Stored records:

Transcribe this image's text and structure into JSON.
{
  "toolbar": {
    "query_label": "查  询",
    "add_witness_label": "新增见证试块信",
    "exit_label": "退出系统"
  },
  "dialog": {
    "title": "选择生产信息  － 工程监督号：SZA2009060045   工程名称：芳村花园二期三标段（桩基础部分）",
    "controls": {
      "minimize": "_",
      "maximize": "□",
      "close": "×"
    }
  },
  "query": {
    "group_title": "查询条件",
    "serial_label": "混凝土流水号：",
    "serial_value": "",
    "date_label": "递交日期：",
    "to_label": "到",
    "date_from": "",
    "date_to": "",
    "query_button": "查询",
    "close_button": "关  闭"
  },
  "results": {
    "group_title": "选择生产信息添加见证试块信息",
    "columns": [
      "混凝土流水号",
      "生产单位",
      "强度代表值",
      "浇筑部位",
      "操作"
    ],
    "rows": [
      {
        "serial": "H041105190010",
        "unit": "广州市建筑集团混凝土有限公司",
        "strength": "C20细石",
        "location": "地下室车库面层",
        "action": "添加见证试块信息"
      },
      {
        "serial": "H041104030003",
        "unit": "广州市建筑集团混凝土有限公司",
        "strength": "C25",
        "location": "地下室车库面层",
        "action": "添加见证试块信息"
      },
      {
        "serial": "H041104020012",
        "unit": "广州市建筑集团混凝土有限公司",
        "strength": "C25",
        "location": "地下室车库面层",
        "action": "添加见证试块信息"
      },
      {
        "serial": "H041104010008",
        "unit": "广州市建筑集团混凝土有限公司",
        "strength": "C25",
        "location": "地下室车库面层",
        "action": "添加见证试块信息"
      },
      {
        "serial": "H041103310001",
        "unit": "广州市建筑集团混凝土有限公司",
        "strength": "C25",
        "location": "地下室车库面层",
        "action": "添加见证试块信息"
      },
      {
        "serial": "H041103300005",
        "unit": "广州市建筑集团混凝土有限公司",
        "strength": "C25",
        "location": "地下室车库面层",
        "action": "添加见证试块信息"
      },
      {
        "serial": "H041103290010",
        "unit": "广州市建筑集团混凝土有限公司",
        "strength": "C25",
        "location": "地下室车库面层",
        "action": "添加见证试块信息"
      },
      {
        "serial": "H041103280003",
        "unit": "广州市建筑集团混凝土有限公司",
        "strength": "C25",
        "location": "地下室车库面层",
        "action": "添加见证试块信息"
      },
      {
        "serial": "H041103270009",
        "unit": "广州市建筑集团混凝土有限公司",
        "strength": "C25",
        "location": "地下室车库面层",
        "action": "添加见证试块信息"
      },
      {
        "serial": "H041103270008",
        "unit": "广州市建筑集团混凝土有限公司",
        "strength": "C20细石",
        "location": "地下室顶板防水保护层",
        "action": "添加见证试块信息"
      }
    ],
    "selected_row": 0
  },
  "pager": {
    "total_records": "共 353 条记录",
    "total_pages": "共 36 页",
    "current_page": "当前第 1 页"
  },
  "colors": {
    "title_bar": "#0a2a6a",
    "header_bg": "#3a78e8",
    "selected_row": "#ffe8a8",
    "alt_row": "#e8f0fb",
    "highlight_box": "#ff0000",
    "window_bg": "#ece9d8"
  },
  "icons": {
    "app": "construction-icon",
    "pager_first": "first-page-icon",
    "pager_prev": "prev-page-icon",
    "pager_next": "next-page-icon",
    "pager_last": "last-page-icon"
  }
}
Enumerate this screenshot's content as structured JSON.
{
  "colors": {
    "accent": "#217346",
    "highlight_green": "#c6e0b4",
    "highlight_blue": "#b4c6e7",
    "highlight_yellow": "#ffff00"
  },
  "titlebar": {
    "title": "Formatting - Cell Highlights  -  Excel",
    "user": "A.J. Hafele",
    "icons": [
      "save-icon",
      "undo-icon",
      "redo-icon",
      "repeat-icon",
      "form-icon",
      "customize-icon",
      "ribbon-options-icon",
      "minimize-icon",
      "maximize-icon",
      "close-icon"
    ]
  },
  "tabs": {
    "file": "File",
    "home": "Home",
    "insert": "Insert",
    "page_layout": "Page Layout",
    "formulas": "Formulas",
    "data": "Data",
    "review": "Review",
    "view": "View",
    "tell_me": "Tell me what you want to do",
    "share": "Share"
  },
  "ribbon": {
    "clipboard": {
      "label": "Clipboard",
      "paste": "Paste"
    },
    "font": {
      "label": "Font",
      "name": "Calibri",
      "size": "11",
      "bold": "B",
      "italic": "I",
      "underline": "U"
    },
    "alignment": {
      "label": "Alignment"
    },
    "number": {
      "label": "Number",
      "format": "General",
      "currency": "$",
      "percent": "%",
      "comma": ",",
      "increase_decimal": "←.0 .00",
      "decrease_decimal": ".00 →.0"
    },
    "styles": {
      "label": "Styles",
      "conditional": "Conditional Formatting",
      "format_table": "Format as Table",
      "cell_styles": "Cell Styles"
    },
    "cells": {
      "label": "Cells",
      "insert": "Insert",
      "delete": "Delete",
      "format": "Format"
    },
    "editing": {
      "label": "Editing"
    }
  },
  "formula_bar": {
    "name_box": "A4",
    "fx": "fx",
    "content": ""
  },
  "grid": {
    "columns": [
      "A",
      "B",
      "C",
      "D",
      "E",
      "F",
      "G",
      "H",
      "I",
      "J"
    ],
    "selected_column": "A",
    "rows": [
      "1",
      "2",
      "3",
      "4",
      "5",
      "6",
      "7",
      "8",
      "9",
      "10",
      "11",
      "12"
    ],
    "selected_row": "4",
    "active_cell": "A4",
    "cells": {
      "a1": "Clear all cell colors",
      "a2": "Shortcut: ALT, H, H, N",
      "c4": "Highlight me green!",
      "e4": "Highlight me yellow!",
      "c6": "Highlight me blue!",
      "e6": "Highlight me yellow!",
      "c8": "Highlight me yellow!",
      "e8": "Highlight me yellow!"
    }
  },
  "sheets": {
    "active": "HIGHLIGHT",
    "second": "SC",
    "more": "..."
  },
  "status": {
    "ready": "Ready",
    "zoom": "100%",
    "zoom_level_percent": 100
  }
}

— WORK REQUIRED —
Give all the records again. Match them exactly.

— RESULT OF THE EXERCISE —
Transcribe this image's text and structure into JSON.
{
  "toolbar": {
    "query_label": "查  询",
    "add_witness_label": "新增见证试块信",
    "exit_label": "退出系统"
  },
  "dialog": {
    "title": "选择生产信息  － 工程监督号：SZA2009060045   工程名称：芳村花园二期三标段（桩基础部分）",
    "controls": {
      "minimize": "_",
      "maximize": "□",
      "close": "×"
    }
  },
  "query": {
    "group_title": "查询条件",
    "serial_label": "混凝土流水号：",
    "serial_value": "",
    "date_label": "递交日期：",
    "to_label": "到",
    "date_from": "",
    "date_to": "",
    "query_button": "查询",
    "close_button": "关  闭"
  },
  "results": {
    "group_title": "选择生产信息添加见证试块信息",
    "columns": [
      "混凝土流水号",
      "生产单位",
      "强度代表值",
      "浇筑部位",
      "操作"
    ],
    "rows": [
      {
        "serial": "H041105190010",
        "unit": "广州市建筑集团混凝土有限公司",
        "strength": "C20细石",
        "location": "地下室车库面层",
        "action": "添加见证试块信息"
      },
      {
        "serial": "H041104030003",
        "unit": "广州市建筑集团混凝土有限公司",
        "strength": "C25",
        "location": "地下室车库面层",
        "action": "添加见证试块信息"
      },
      {
        "serial": "H041104020012",
        "unit": "广州市建筑集团混凝土有限公司",
        "strength": "C25",
        "location": "地下室车库面层",
        "action": "添加见证试块信息"
      },
      {
        "serial": "H041104010008",
        "unit": "广州市建筑集团混凝土有限公司",
        "strength": "C25",
        "location": "地下室车库面层",
        "action": "添加见证试块信息"
      },
      {
        "serial": "H041103310001",
        "unit": "广州市建筑集团混凝土有限公司",
        "strength": "C25",
        "location": "地下室车库面层",
        "action": "添加见证试块信息"
      },
      {
        "serial": "H041103300005",
        "unit": "广州市建筑集团混凝土有限公司",
        "strength": "C25",
        "location": "地下室车库面层",
        "action": "添加见证试块信息"
      },
      {
        "serial": "H041103290010",
        "unit": "广州市建筑集团混凝土有限公司",
        "strength": "C25",
        "location": "地下室车库面层",
        "action": "添加见证试块信息"
      },
      {
        "serial": "H041103280003",
        "unit": "广州市建筑集团混凝土有限公司",
        "strength": "C25",
        "location": "地下室车库面层",
        "action": "添加见证试块信息"
      },
      {
        "serial": "H041103270009",
        "unit": "广州市建筑集团混凝土有限公司",
        "strength": "C25",
        "location": "地下室车库面层",
        "action": "添加见证试块信息"
      },
      {
        "serial": "H041103270008",
        "unit": "广州市建筑集团混凝土有限公司",
        "strength": "C20细石",
        "location": "地下室顶板防水保护层",
        "action": "添加见证试块信息"
      }
    ],
    "selected_row": 0
  },
  "pager": {
    "total_records": "共 353 条记录",
    "total_pages": "共 36 页",
    "current_page": "当前第 1 页"
  },
  "colors": {
    "title_bar": "#0a2a6a",
    "header_bg": "#3a78e8",
    "selected_row": "#ffe8a8",
    "alt_row": "#e8f0fb",
    "highlight_box": "#ff0000",
    "window_bg": "#ece9d8"
  },
  "icons": {
    "app": "construction-icon",
    "pager_first": "first-page-icon",
    "pager_prev": "prev-page-icon",
    "pager_next": "next-page-icon",
    "pager_last": "last-page-icon"
  }
}
Enumerate this screenshot's content as structured JSON.
{
  "colors": {
    "accent": "#217346",
    "highlight_green": "#c6e0b4",
    "highlight_blue": "#b4c6e7",
    "highlight_yellow": "#ffff00"
  },
  "titlebar": {
    "title": "Formatting - Cell Highlights  -  Excel",
    "user": "A.J. Hafele",
    "icons": [
      "save-icon",
      "undo-icon",
      "redo-icon",
      "repeat-icon",
      "form-icon",
      "customize-icon",
      "ribbon-options-icon",
      "minimize-icon",
      "maximize-icon",
      "close-icon"
    ]
  },
  "tabs": {
    "file": "File",
    "home": "Home",
    "insert": "Insert",
    "page_layout": "Page Layout",
    "formulas": "Formulas",
    "data": "Data",
    "review": "Review",
    "view": "View",
    "tell_me": "Tell me what you want to do",
    "share": "Share"
  },
  "ribbon": {
    "clipboard": {
      "label": "Clipboard",
      "paste": "Paste"
    },
    "font": {
      "label": "Font",
      "name": "Calibri",
      "size": "11",
      "bold": "B",
      "italic": "I",
      "underline": "U"
    },
    "alignment": {
      "label": "Alignment"
    },
    "number": {
      "label": "Number",
      "format": "General",
      "currency": "$",
      "percent": "%",
      "comma": ",",
      "increase_decimal": "←.0 .00",
      "decrease_decimal": ".00 →.0"
    },
    "styles": {
      "label": "Styles",
      "conditional": "Conditional Formatting",
      "format_table": "Format as Table",
      "cell_styles": "Cell Styles"
    },
    "cells": {
      "label": "Cells",
      "insert": "Insert",
      "delete": "Delete",
      "format": "Format"
    },
    "editing": {
      "label": "Editing"
    }
  },
  "formula_bar": {
    "name_box": "A4",
    "fx": "fx",
    "content": ""
  },
  "grid": {
    "columns": [
      "A",
      "B",
      "C",
      "D",
      "E",
      "F",
      "G",
      "H",
      "I",
      "J"
    ],
    "selected_column": "A",
    "rows": [
      "1",
      "2",
      "3",
      "4",
      "5",
      "6",
      "7",
      "8",
      "9",
      "10",
      "11",
      "12"
    ],
    "selected_row": "4",
    "active_cell": "A4",
    "cells": {
      "a1": "Clear all cell colors",
      "a2": "Shortcut: ALT, H, H, N",
      "c4": "Highlight me green!",
      "e4": "Highlight me yellow!",
      "c6": "Highlight me blue!",
      "e6": "Highlight me yellow!",
      "c8": "Highlight me yellow!",
      "e8": "Highlight me yellow!"
    }
  },
  "sheets": {
    "active": "HIGHLIGHT",
    "second": "SC",
    "more": "..."
  },
  "status": {
    "ready": "Ready",
    "zoom": "100%",
    "zoom_level_percent": 100
  }
}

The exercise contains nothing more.